Non-disabled people, I really don't want to silence your voice. I want to hear it! But I want you to hear my voice too. So please speak out against the R-word -- but don't forget to mention the effect it has on disabled people. And please, write from your own perspective -- but don't forget to acknowledge ours.


  1. I got it in your original post, I saw in another blog this misunderstandings and I think you explained very well here what you mean.

  2. Speaking only for myself, I do appreciate the nuance of what you were saying, and I hope I haven't given the impression that I thought otherwise.

  3. Thank you, Alicia. And thanks Rob, I really appreciate that.

  4. sometimes my voice sounds sort of high pitched and annoying, and it's at those times that you probably DO want to silence my voice. But I totally get what you're saying here.

  5. hi zoe,

    thanks for your posts on this and in those dialogues. i am a mom with a son who has mild CP. he is 4. i have just started to come to terms with an identity that includes being a parent of someone with a disability. i am thankful for your blog posts, because i hadn't thought about the issue of my son's voice, and the fact that people would be more sympathetic to what i might have to say compared to what my son has to say. you helped me engage in some perspective taking, and i am thankful. i will keep this on my radar screen and be sure that i am doing everything i can to help the word hear my son's own voice, and not to drown it out with my own.

    thanks again.

  6. Zoe, I just finally got around to reading the dialogues this week and this is what I posted on your post. I want you to see it, because your post really affected me profoundly and I want to thank you for that.

    I know I'm totally late to this dialogue, but I feel compelled to comment, even if no one actually reads it. My son has autism and was diagnosed a couple years ago. I have read dozens of books and hundreds of internet articles about autism, but your post? Yeah, your post taught me the most important lesson ever, with regards to autism and my son. Thank you for opening my eyes, because you're right. I am sure I do tend to sometimes make these same mistakes.
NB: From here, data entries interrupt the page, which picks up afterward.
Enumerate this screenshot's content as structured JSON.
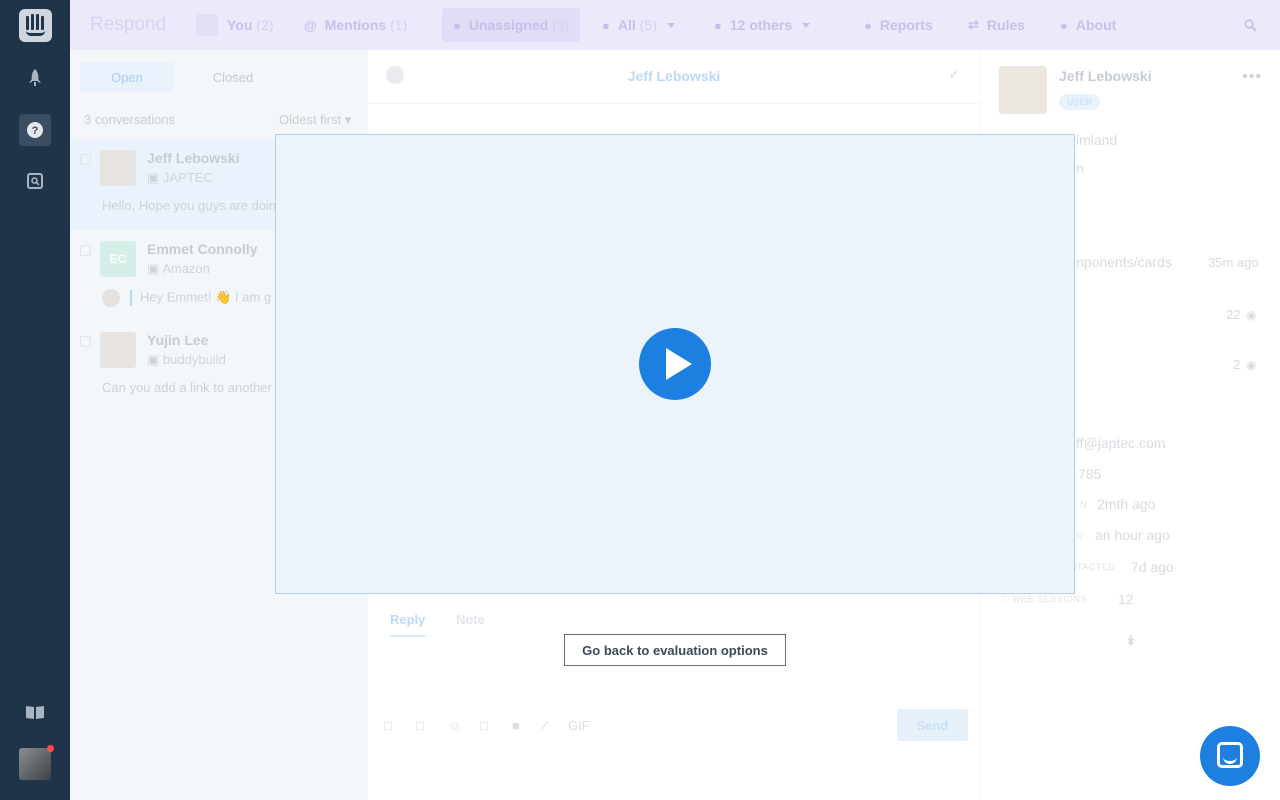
{
  "app": {
    "title": "Respond"
  },
  "topbar": {
    "you": {
      "label": "You",
      "count": "(2)"
    },
    "mentions": {
      "label": "Mentions",
      "count": "(1)"
    },
    "unassigned": {
      "label": "Unassigned",
      "count": "(3)"
    },
    "all": {
      "label": "All",
      "count": "(5)"
    },
    "others": {
      "label": "12 others"
    },
    "reports": {
      "label": "Reports"
    },
    "rules": {
      "label": "Rules"
    },
    "about": {
      "label": "About"
    }
  },
  "rail": {
    "icons": [
      "intercom-logo-icon",
      "rocket-icon",
      "help-icon",
      "search-doc-icon",
      "book-icon"
    ],
    "colors": {
      "background": "#1f3349",
      "notification": "#ff4b4b"
    }
  },
  "list": {
    "tabs": [
      {
        "label": "Open"
      },
      {
        "label": "Closed"
      }
    ],
    "count_label": "3 conversations",
    "sort_label": "Oldest first",
    "conversations": [
      {
        "name": "Jeff Lebowski",
        "company": "JAPTEC",
        "preview": "Hello, Hope you guys are doin"
      },
      {
        "name": "Emmet Connolly",
        "initials": "EC",
        "company": "Amazon",
        "preview": "Hey Emmet! 👋 I am g"
      },
      {
        "name": "Yujin Lee",
        "company": "buddybuild",
        "preview": "Can you add a link to another"
      }
    ]
  },
  "conversation": {
    "title": "Jeff Lebowski",
    "reply_tabs": [
      {
        "label": "Reply"
      },
      {
        "label": "Note"
      }
    ],
    "toolbar_gif": "GIF",
    "send_label": "Send"
  },
  "details": {
    "name": "Jeff Lebowski",
    "badge": "USER",
    "more": "•••",
    "lines": [
      "imland",
      "n",
      "nponents/cards",
      "35m ago",
      "22",
      "2",
      "ff@japtec.com",
      "785",
      "2mth ago",
      "an hour ago",
      "7d ago",
      "12"
    ],
    "labels": [
      "N",
      "N",
      "NTACTED",
      "WEB SESSIONS"
    ]
  },
  "video": {
    "goback_label": "Go back to evaluation options"
  },
  "colors": {
    "accent": "#1d7fe0",
    "topbar": "#ece9fb",
    "video_bg": "#ebf3fb"
  }
}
    I think it's relatively natural as parents to let our pride get in the way. Even with my 'NT' kids, I want to be the one who makes everything better for them, and if I am being perfectly frank, I sometimes want some thanks and some glory. In a way, I relish that they need me, even though, logically I know that the point is to make them independent. It's about them, not me. But I have to make a conscious effort to remember this and to live by it. This way of thinking does not come naturally to me.

    It's hard, though, to watch them grow up and need me a little less everyday. And this is because of my pride, my self-indulgent, self-absorbed personality. I battle it, I really do, but I'm just saying that this is what makes it hard to read posts like this. I feel so protective of my kids, especially my son with autism. It's hard to let go--I don't want anyone to hurt him. But, as with my other two kids, I need to acknowledge that he's smart and capable and that no one is better equipped for expressing what he needs than he is. That I don't know everything. That I am not his savior or his shepherd. I am just his mom, here to help him find his own voice and his own way, not find it for him. That this is not ultimately about me, but about Danny, who happens to have autism.

    I am going to print out this post, because if I can remember all you have said, then I will be a truly good advocate for my son, not just a martyr mom who can't let go. So, thank you, Zoe, for being a strong courageous writer who isn't afraid of a confrontation. I am so grateful that my son has people like you starting this revolution, so that maybe by the time he's an adult, people will see these issues in a whole new light.